-- ABOUT THIS TASK --
Would you output all the lines below precisely as they stand, leaving each picture out?

-- Items from an interface collection --
[Start of section]

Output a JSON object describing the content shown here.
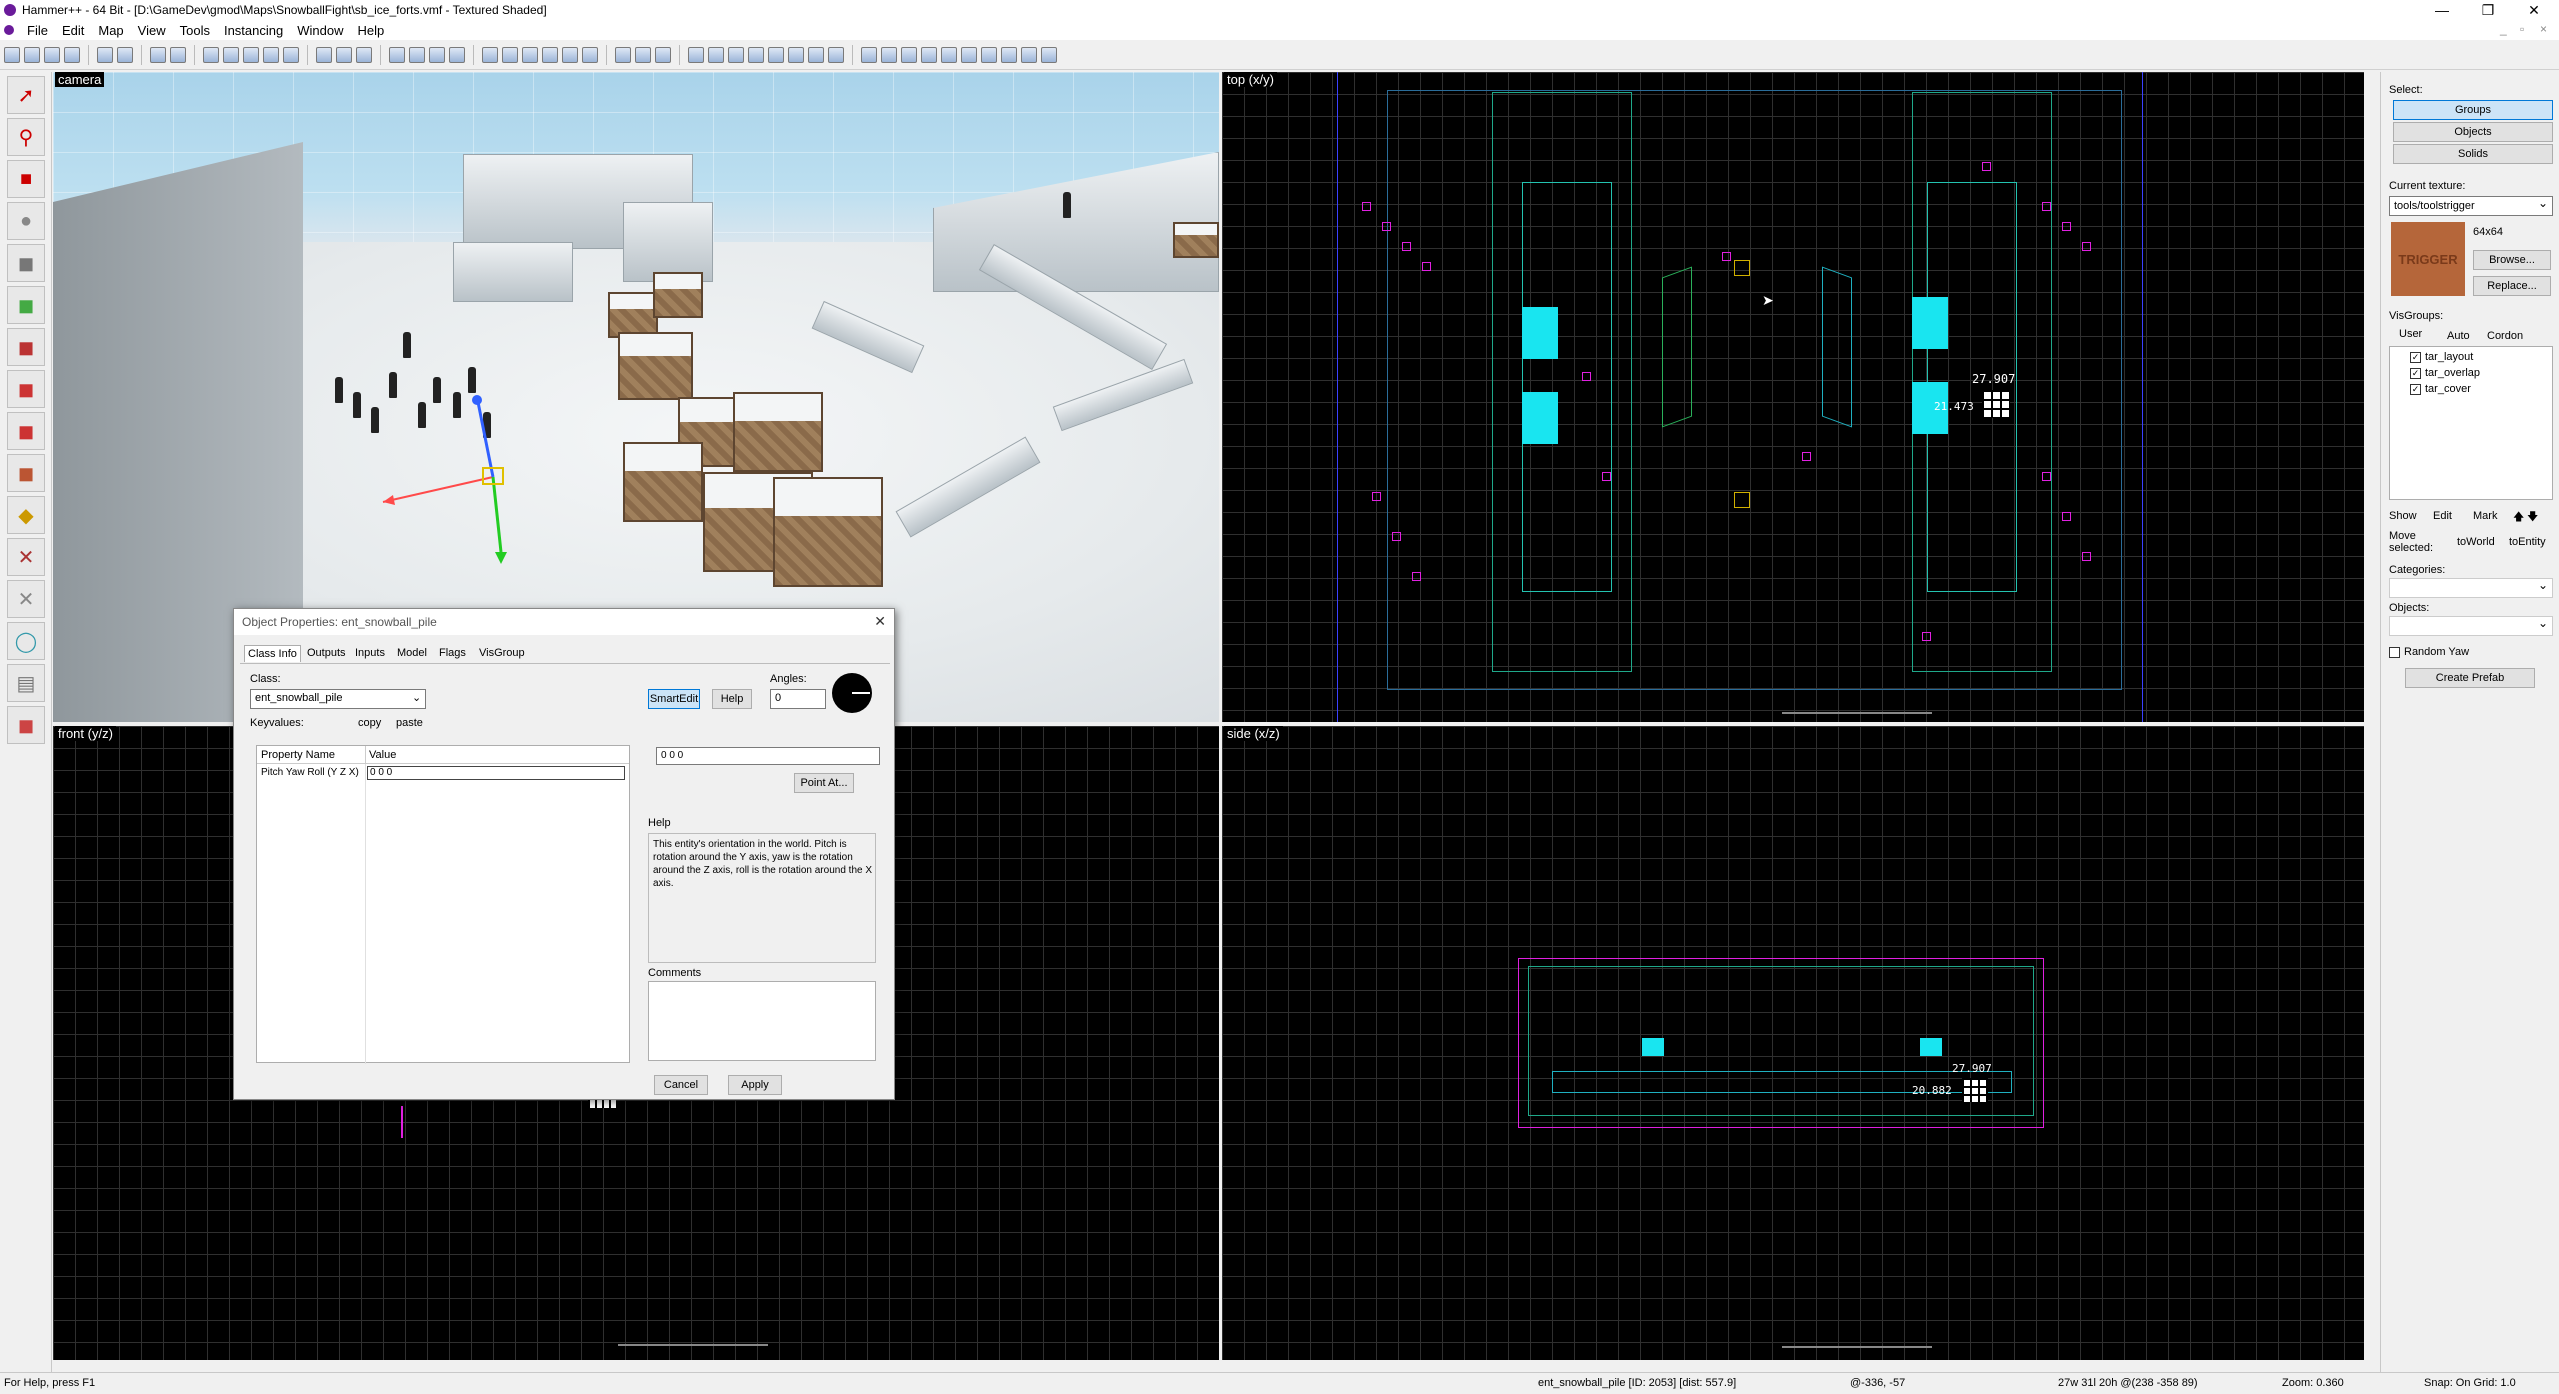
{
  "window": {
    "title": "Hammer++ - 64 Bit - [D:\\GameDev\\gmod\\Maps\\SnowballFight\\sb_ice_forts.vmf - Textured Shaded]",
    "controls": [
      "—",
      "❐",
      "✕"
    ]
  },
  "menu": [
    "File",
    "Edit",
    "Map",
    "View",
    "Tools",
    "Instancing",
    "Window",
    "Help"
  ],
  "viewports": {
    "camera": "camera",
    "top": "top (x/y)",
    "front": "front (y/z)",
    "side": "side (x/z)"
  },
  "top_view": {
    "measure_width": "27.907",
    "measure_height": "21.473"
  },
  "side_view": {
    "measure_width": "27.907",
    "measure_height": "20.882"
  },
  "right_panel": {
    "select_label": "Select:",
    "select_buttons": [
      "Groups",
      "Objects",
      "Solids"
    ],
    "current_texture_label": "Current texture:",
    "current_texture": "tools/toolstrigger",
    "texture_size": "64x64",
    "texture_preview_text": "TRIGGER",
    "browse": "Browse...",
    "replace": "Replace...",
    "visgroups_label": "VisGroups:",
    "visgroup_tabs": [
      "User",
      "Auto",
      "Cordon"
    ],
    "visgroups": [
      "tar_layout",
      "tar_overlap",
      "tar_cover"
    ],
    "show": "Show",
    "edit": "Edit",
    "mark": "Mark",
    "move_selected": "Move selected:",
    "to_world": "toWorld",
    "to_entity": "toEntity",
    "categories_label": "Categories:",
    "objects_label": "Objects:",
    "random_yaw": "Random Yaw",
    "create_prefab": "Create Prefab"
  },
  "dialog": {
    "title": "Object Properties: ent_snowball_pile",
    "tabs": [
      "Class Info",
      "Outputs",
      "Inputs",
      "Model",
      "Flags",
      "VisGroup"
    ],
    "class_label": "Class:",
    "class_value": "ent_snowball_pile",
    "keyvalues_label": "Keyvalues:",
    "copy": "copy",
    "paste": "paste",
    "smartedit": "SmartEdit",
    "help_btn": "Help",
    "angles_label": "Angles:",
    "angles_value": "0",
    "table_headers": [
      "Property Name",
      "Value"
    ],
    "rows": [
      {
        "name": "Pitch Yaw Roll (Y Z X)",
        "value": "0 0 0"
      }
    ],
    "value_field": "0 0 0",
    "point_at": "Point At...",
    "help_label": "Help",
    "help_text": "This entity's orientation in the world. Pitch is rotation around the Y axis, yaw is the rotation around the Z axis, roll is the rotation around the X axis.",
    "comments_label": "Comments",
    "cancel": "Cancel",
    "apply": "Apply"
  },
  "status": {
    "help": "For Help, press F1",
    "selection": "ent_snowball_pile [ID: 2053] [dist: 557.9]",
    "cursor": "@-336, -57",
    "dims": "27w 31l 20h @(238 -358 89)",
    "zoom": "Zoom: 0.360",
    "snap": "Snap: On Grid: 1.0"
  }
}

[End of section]

-- RESULT --
Output a JSON object describing the content shown here.
{
  "window": {
    "title": "Hammer++ - 64 Bit - [D:\\GameDev\\gmod\\Maps\\SnowballFight\\sb_ice_forts.vmf - Textured Shaded]",
    "controls": [
      "—",
      "❐",
      "✕"
    ]
  },
  "menu": [
    "File",
    "Edit",
    "Map",
    "View",
    "Tools",
    "Instancing",
    "Window",
    "Help"
  ],
  "viewports": {
    "camera": "camera",
    "top": "top (x/y)",
    "front": "front (y/z)",
    "side": "side (x/z)"
  },
  "top_view": {
    "measure_width": "27.907",
    "measure_height": "21.473"
  },
  "side_view": {
    "measure_width": "27.907",
    "measure_height": "20.882"
  },
  "right_panel": {
    "select_label": "Select:",
    "select_buttons": [
      "Groups",
      "Objects",
      "Solids"
    ],
    "current_texture_label": "Current texture:",
    "current_texture": "tools/toolstrigger",
    "texture_size": "64x64",
    "texture_preview_text": "TRIGGER",
    "browse": "Browse...",
    "replace": "Replace...",
    "visgroups_label": "VisGroups:",
    "visgroup_tabs": [
      "User",
      "Auto",
      "Cordon"
    ],
    "visgroups": [
      "tar_layout",
      "tar_overlap",
      "tar_cover"
    ],
    "show": "Show",
    "edit": "Edit",
    "mark": "Mark",
    "move_selected": "Move selected:",
    "to_world": "toWorld",
    "to_entity": "toEntity",
    "categories_label": "Categories:",
    "objects_label": "Objects:",
    "random_yaw": "Random Yaw",
    "create_prefab": "Create Prefab"
  },
  "dialog": {
    "title": "Object Properties: ent_snowball_pile",
    "tabs": [
      "Class Info",
      "Outputs",
      "Inputs",
      "Model",
      "Flags",
      "VisGroup"
    ],
    "class_label": "Class:",
    "class_value": "ent_snowball_pile",
    "keyvalues_label": "Keyvalues:",
    "copy": "copy",
    "paste": "paste",
    "smartedit": "SmartEdit",
    "help_btn": "Help",
    "angles_label": "Angles:",
    "angles_value": "0",
    "table_headers": [
      "Property Name",
      "Value"
    ],
    "rows": [
      {
        "name": "Pitch Yaw Roll (Y Z X)",
        "value": "0 0 0"
      }
    ],
    "value_field": "0 0 0",
    "point_at": "Point At...",
    "help_label": "Help",
    "help_text": "This entity's orientation in the world. Pitch is rotation around the Y axis, yaw is the rotation around the Z axis, roll is the rotation around the X axis.",
    "comments_label": "Comments",
    "cancel": "Cancel",
    "apply": "Apply"
  },
  "status": {
    "help": "For Help, press F1",
    "selection": "ent_snowball_pile [ID: 2053] [dist: 557.9]",
    "cursor": "@-336, -57",
    "dims": "27w 31l 20h @(238 -358 89)",
    "zoom": "Zoom: 0.360",
    "snap": "Snap: On Grid: 1.0"
  }
}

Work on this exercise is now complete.